Knowing the warning signs and symptoms of a heart attack is key to preventing death.
In late February 2011 Janice Womble was at work when she noticed a shortness of breath and felt pressure in her chest, which was all the more alarming because she worked out three days a week and was otherwise very active.
Fortunately, her work was as a volunteer at a hospital, so she was conditioned to listen to what her body had to say, and she happened to pass a cardiologist in the hallway and told him of her symptoms.
That set in motion a heart catheter procedure that found a blockage on the top left side of Womble’s heart. It’s location enabled non-invasive surgery by another cardiologist to clear the blockage, and she spent several days in recovery at Mansfield Methodist Medical Center, her home away from home.
“I credit (these cardiologists) with saving my life and for catching this disease before it started to affect my life,” Womble says today. “I went through 36 sessions of cardiac rehabilitation, which everyone should have if they have a heart procedure done.”
“It’s a lot of hard work but gets you back on the right track for the rest of your life,” she adds. “I have a check up every six months and see (the surgeon) every week at the hospital.
Having been in the right place at the right time, with the education she needed from her work as a volunteer who spent time with patients being prepped for surgery, Womble realizes everyone is not so lucky. She implores people to seek immediate medical attention “if something doesn't feel right in your chest.”
“If you are having chest pains, please call 911 because it could save your life,” she says with urgency.
She became a volunteer at the hospital the day it opened eight years ago, and she’s still at it thanks to her heeding those warning signs.
Unfortunately for most of the U.S. population, people don’t know the warning signs and symptoms of a heart attack, according to the Centers for Disease Control and Prevention. The federal agency notes that about 47 percent of heart attacks occur outside a hospital, suggesting that “most people with heart disease don’t act on early warning signs.”
About 600,000 Americans die of heart disease every year, which accounts for one in every four deaths. About 720,000 Americans have a heart attack every year.
Major warning signs of heart attacks include chest pain or discomfort; upper body pain or discomfort in the arms, back, neck, jaw, or upper stomach; shortness of breath; and nausea, lightheadedness, or cold sweats.
Risk factors for heart disease include high blood pressure, high LDL cholesterol, and smoking. People also can be at increased risk of heart disease from some medical conditions and lifestyle choices such as diabetes, obesity, poor diet, physical inactivity and excessive alcohol use.
Prevention starts with seeing your doctor regularly and being evaluated for risk factors that may increase your risk for heart disease, such as high blood pressure, cholesterol, and blood sugar, all of which can be controlled and even reversed with medication, changes in diet, and exercise.

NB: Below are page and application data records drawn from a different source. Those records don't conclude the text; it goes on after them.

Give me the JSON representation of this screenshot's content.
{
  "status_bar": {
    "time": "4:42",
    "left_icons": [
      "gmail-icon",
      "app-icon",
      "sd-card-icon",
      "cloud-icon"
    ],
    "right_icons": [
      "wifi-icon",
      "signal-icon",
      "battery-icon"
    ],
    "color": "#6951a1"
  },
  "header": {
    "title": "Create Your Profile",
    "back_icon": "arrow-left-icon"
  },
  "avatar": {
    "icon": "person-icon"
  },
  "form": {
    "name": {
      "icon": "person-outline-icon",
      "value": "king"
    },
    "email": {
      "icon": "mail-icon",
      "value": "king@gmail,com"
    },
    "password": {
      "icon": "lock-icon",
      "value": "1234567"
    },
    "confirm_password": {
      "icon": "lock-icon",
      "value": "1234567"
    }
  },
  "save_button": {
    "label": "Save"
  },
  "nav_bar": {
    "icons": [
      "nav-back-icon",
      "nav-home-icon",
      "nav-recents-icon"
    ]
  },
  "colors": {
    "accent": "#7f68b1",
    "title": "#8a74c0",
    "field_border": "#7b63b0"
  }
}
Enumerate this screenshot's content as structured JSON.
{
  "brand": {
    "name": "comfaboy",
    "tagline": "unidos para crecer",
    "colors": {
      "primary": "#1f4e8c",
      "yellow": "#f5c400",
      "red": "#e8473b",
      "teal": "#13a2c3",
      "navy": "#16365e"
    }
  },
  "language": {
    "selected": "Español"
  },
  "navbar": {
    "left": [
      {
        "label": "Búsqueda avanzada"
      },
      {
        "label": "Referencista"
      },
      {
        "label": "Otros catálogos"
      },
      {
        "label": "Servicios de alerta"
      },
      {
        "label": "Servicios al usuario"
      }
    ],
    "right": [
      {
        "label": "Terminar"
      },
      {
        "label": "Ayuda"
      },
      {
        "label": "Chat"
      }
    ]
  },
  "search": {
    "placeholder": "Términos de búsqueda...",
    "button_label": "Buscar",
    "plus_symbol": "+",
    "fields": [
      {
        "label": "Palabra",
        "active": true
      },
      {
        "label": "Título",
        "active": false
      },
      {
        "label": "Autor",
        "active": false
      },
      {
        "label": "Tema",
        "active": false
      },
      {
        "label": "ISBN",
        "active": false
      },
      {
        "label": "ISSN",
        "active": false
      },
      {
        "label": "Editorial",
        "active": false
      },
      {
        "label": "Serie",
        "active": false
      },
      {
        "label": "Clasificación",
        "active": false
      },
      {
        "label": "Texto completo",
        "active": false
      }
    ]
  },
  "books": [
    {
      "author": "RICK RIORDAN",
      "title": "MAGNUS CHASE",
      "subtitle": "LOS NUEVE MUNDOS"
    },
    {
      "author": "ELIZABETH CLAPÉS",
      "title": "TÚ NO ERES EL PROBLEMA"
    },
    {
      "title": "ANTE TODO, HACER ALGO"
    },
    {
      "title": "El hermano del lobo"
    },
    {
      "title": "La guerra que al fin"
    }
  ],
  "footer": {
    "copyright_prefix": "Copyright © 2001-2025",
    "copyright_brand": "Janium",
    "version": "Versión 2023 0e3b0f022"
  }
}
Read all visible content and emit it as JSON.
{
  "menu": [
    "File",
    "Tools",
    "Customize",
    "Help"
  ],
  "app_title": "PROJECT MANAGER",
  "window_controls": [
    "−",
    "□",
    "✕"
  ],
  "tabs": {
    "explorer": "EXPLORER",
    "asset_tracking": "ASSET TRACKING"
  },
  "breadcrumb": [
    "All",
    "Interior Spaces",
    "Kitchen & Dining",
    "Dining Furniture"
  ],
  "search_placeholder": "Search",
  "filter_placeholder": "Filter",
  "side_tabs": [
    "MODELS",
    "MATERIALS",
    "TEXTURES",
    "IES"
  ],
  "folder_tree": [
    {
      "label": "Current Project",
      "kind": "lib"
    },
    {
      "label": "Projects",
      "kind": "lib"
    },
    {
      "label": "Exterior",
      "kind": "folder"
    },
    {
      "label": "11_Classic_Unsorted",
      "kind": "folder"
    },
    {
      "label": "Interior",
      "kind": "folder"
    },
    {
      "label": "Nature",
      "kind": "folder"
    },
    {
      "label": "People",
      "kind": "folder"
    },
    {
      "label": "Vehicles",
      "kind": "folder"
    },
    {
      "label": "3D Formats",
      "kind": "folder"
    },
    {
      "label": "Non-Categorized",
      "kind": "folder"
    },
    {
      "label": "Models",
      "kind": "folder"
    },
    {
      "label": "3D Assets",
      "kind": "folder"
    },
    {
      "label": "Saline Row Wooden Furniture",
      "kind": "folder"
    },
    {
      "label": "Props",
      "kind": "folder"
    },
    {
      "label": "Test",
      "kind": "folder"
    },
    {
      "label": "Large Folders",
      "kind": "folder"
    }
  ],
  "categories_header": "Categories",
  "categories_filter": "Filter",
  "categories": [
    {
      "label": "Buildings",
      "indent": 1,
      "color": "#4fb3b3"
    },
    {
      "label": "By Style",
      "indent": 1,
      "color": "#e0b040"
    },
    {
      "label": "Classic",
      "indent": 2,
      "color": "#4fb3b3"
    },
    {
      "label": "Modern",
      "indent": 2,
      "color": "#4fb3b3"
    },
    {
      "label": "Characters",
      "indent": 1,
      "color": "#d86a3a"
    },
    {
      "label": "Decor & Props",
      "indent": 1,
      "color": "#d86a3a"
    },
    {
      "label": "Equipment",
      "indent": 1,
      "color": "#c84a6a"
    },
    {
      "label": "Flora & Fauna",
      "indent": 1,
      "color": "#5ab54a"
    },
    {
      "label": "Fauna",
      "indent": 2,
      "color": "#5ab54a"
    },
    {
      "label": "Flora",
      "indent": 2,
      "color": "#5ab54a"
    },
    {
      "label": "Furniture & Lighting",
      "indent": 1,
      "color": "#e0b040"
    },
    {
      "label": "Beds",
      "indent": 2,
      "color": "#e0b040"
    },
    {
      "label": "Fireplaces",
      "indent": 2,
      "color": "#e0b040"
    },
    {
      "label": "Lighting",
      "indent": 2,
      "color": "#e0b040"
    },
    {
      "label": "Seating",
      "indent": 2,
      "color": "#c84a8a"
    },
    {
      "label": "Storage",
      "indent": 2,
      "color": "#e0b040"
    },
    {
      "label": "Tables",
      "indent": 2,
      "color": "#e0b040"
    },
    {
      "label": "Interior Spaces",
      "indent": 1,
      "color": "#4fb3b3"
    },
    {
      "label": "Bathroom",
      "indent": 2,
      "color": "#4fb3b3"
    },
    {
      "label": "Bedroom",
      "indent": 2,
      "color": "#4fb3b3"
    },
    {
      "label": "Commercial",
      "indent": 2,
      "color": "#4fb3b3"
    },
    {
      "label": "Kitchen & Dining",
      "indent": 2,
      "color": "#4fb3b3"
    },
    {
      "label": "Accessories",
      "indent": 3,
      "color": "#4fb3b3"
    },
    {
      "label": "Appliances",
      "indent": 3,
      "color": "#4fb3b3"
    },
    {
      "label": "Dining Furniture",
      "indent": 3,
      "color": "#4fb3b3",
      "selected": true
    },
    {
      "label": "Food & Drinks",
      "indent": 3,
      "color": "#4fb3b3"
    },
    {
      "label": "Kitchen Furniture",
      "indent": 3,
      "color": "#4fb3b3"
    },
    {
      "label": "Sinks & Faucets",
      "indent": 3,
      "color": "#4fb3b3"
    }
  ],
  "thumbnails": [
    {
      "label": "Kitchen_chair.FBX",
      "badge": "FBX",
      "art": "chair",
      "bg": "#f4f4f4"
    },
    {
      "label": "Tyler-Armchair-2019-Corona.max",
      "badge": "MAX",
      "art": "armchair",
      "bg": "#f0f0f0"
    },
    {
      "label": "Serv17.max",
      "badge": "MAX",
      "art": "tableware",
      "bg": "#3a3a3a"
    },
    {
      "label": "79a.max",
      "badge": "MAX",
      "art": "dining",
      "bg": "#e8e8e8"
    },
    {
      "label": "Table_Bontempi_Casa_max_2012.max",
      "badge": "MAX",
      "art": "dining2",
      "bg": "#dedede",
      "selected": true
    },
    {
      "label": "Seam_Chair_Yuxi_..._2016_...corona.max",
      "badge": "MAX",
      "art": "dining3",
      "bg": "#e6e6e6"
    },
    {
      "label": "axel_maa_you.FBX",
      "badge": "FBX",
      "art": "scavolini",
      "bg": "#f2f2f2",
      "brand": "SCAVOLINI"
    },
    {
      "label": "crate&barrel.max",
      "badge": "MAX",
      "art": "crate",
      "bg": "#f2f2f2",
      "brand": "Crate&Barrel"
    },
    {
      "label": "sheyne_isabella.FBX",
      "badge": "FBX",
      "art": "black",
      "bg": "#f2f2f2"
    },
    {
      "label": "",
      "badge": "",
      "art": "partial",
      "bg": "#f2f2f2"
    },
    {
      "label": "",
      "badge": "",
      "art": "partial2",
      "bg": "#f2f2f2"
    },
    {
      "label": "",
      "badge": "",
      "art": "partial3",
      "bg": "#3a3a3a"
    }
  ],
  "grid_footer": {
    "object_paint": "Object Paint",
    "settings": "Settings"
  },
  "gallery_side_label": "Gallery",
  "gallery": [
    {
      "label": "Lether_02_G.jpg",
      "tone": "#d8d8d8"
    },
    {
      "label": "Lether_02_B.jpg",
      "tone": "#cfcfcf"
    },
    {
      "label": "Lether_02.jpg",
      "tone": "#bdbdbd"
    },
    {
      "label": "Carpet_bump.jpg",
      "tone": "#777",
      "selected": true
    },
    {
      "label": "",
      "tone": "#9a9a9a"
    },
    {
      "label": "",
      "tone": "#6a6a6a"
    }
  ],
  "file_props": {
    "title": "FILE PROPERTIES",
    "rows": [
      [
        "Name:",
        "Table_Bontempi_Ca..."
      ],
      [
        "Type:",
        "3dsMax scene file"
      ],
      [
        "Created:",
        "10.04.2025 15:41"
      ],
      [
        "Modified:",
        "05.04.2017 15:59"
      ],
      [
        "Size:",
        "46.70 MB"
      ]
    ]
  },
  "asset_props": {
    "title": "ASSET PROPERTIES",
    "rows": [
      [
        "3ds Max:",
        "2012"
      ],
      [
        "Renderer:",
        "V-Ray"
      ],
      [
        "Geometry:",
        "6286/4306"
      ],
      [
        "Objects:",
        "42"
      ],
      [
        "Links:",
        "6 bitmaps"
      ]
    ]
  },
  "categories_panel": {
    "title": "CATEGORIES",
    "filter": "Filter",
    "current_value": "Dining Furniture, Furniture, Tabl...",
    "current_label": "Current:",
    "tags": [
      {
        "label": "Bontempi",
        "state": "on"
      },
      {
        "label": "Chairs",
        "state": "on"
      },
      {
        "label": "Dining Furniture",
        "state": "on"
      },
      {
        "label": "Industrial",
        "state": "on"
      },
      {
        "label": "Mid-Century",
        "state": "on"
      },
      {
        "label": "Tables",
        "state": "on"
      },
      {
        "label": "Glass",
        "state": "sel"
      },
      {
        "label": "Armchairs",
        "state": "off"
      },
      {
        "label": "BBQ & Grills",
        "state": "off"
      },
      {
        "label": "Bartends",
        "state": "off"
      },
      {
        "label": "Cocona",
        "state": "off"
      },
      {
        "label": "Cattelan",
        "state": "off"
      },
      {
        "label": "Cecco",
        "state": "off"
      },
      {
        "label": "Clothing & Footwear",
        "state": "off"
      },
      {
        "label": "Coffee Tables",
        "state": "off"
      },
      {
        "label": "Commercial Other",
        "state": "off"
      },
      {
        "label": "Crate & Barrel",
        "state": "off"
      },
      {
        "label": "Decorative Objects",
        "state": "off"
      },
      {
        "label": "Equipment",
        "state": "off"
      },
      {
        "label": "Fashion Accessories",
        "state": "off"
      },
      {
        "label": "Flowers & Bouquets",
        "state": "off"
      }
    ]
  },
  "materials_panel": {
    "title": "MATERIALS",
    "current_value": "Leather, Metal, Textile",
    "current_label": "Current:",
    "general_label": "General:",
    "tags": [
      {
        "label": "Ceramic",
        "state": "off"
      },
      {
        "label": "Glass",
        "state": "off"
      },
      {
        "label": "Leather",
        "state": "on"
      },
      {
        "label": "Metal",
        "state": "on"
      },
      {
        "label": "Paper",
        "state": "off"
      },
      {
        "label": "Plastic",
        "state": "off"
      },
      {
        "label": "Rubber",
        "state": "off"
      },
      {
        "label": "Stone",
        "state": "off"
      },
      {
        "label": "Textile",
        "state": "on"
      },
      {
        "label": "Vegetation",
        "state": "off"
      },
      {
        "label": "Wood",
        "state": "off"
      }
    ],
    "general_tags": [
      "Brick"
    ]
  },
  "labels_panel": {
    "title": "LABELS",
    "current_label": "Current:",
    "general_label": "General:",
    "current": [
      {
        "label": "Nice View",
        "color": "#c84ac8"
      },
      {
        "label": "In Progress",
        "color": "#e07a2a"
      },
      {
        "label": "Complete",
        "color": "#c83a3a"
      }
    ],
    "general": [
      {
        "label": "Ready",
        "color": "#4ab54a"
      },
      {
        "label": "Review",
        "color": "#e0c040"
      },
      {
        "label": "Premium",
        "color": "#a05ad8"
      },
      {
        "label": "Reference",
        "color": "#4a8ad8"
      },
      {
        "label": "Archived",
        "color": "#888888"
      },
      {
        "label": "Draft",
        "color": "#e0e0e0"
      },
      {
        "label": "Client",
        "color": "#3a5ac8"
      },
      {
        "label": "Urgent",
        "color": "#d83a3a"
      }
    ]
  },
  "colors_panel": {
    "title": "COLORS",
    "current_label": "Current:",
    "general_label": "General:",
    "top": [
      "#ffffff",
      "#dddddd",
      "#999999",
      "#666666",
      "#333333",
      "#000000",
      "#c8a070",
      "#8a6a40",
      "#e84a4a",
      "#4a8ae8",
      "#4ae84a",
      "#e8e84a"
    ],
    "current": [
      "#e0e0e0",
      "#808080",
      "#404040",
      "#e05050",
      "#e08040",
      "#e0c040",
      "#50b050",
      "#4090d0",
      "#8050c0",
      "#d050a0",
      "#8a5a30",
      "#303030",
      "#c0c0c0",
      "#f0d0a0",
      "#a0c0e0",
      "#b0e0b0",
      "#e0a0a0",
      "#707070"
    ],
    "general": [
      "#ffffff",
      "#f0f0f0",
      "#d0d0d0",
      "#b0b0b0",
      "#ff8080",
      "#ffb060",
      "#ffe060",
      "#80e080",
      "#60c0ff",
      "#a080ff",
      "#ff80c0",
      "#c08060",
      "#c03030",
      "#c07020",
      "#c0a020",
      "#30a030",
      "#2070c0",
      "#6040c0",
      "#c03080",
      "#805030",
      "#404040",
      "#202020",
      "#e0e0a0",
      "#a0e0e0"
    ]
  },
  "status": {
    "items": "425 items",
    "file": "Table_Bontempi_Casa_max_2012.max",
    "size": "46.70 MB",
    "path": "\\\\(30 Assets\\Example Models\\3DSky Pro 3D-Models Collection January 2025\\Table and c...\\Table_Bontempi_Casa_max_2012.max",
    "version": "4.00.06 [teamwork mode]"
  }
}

Surprisingly, a study has found that some traditional calculators of risk for heart disease, based on the Framingham Risk Score, may be overestimating the 10-year risk of heart attack. However, the Framingham Risk Score was never intended to be a mandate for initiating medical therapy; it was meant to encourage doctors to tell their patients about the benefits of diet, exercise, and smoking cessation, and to discuss options for preventive medication. Americans have heeded at least some of the advice to change their lifestyles and diet in the meantime.
By continually reviewing the effectiveness of risk assessment scores, medicine is getting closer to being able to individualize people’s risk for heart disease, based on personal history.
But before you pounce on a juicy steak and wash it down with a martini or two, keep in mind that the study’s author’s are not calling for elimination of current risk assessment tools that guide doctors when deciding to prescribe a treatments to control risk factors, such as recommendations for diet, exercise, and smoking cessation, or prescriptions for high cholesterol or high blood pressure.
What the study does do, they say, is encourage more give and take between patients and doctors, to include greater emphasis on personal health history and the understanding that a standardized risk calculator is not a perfect predictor. Although helpful as tools to being talking about heart attack risk, standardized risk calculators come with caveats.
March 03, 2015
Christopher Nystuen, MD, MBA